### What is being asked
Report every line of the entries that contains the word "Reunión".

=-=-=

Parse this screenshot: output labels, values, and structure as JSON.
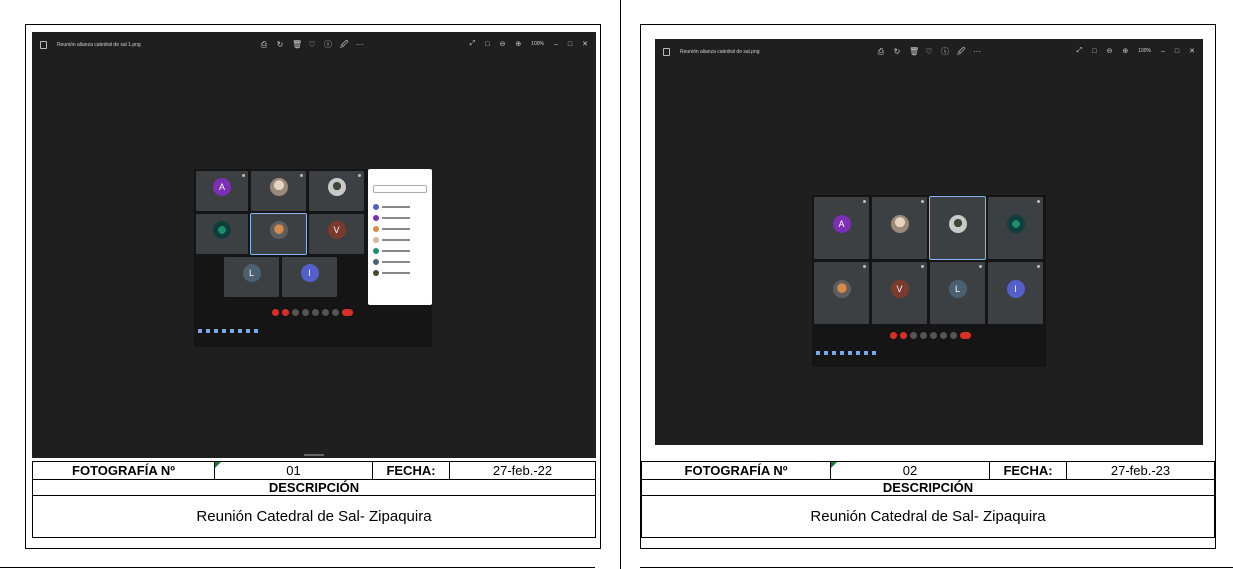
{
  "photos": [
    {
      "viewer": {
        "filename": "Reunión alianza catedral de sal 1.png",
        "zoom": "100%",
        "tool_icons": [
          "⎙",
          "↻",
          "🗑",
          "♡",
          "ⓘ",
          "🖉",
          "···"
        ],
        "window_controls": [
          "⤢",
          "□",
          "⊖",
          "⊕",
          "–",
          "□",
          "✕"
        ]
      },
      "participants": [
        {
          "initial": "A"
        },
        {
          "initial": ""
        },
        {
          "initial": ""
        },
        {
          "initial": ""
        },
        {
          "initial": ""
        },
        {
          "initial": "V"
        },
        {
          "initial": "L"
        },
        {
          "initial": "I"
        }
      ],
      "label_photo": "FOTOGRAFÍA Nº",
      "number": "01",
      "label_date": "FECHA:",
      "date": "27-feb.-22",
      "label_description": "DESCRIPCIÓN",
      "description": "Reunión Catedral de Sal- Zipaquira"
    },
    {
      "viewer": {
        "filename": "Reunión alianza catedral de sal.png",
        "zoom": "100%",
        "tool_icons": [
          "⎙",
          "↻",
          "🗑",
          "♡",
          "ⓘ",
          "🖉",
          "···"
        ],
        "window_controls": [
          "⤢",
          "□",
          "⊖",
          "⊕",
          "–",
          "□",
          "✕"
        ]
      },
      "participants": [
        {
          "initial": "A"
        },
        {
          "initial": ""
        },
        {
          "initial": ""
        },
        {
          "initial": ""
        },
        {
          "initial": ""
        },
        {
          "initial": "V"
        },
        {
          "initial": "L"
        },
        {
          "initial": "I"
        }
      ],
      "label_photo": "FOTOGRAFÍA Nº",
      "number": "02",
      "label_date": "FECHA:",
      "date": "27-feb.-23",
      "label_description": "DESCRIPCIÓN",
      "description": "Reunión Catedral de Sal- Zipaquira"
    }
  ]
}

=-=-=

### Your solution
        "filename": "Reunión alianza catedral de sal 1.png",
      "description": "Reunión Catedral de Sal- Zipaquira"
        "filename": "Reunión alianza catedral de sal.png",
      "description": "Reunión Catedral de Sal- Zipaquira"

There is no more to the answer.